The papyrus collection of Hamburg contains about 1.000 papyri of different languages: The group of Greek papyri comprises 851 shelf marks, the Arabic ones 135, the Demotic 53, the Coptic 16 shelfmarks partly with further subdivisions. Thus, as far as known by divers cataloguing projects in the early 20th century and 1980s, fragments of different text genres as poetic texts, letters, medical writings, accounts and transcripts of deeds, census petitions, notarial, contract or administrative texts, etc., were preserved.
Most of the papyri came into the collection of the SUB in the beginning of the 20th century. Since 1906 the library was a member of the so-called "Papyrus Kartell", a "Commission zur Erwerbung griechischer-litterarischer Papyri aus Egypten" founded in 1902. The cartel got a considerable amount of money from Berlin and Strasburg in order to purchase papyri in the Fayyum. Under the leadership of the Egyptologist Dr. Otto Rubensohn numerous findings were acquired en bloc until 1910. This prevented the loss to the antiquity market and the scattering of the findings.
In this way the Hamburg library acquired some important documents, e.g. the "libelli libellactici". Those declarations of pagan sacrifice are evidence of the first systematic persecution of Christians in the whole Roman Empire. In 1927 the SUB acquired 27 sheets of a book made from papyrus, among them 11 pages, which are one of the largest textual witness of the textual tradition of the important apocryphal "Acta Pauli".

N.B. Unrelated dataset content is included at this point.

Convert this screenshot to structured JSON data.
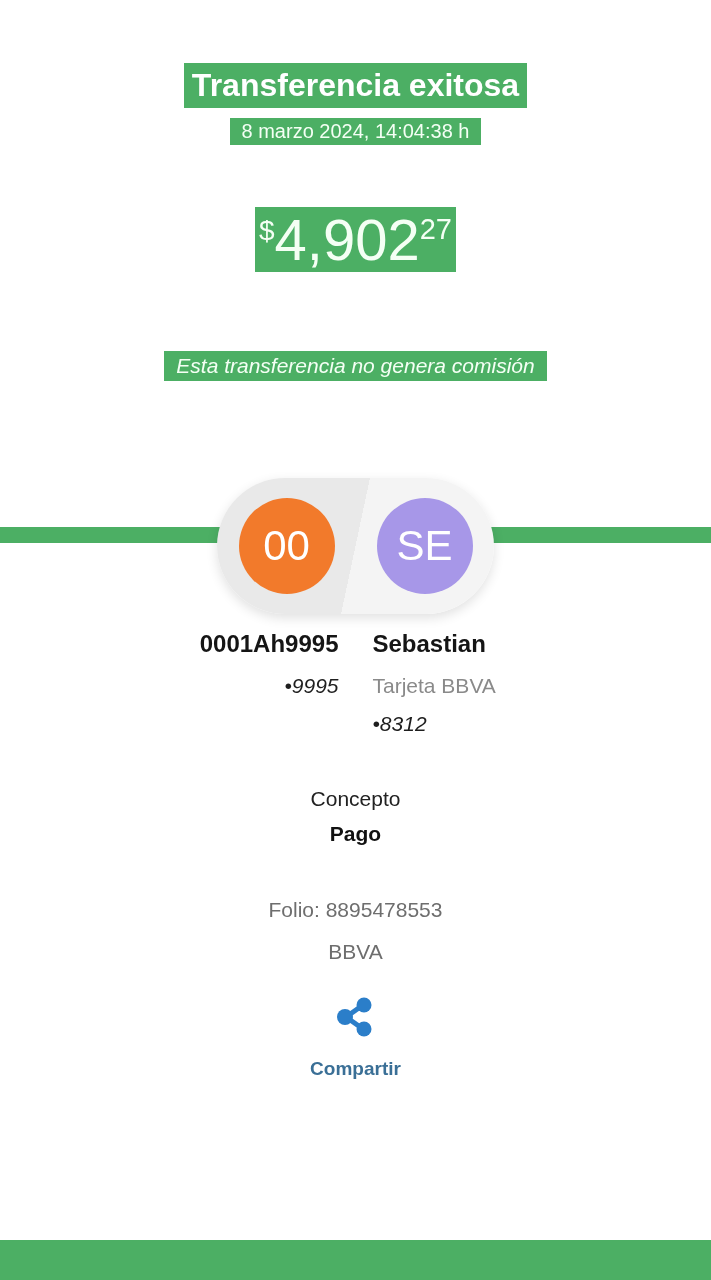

One third of the papyri are catalogued up to now. All of the papyri are digitized.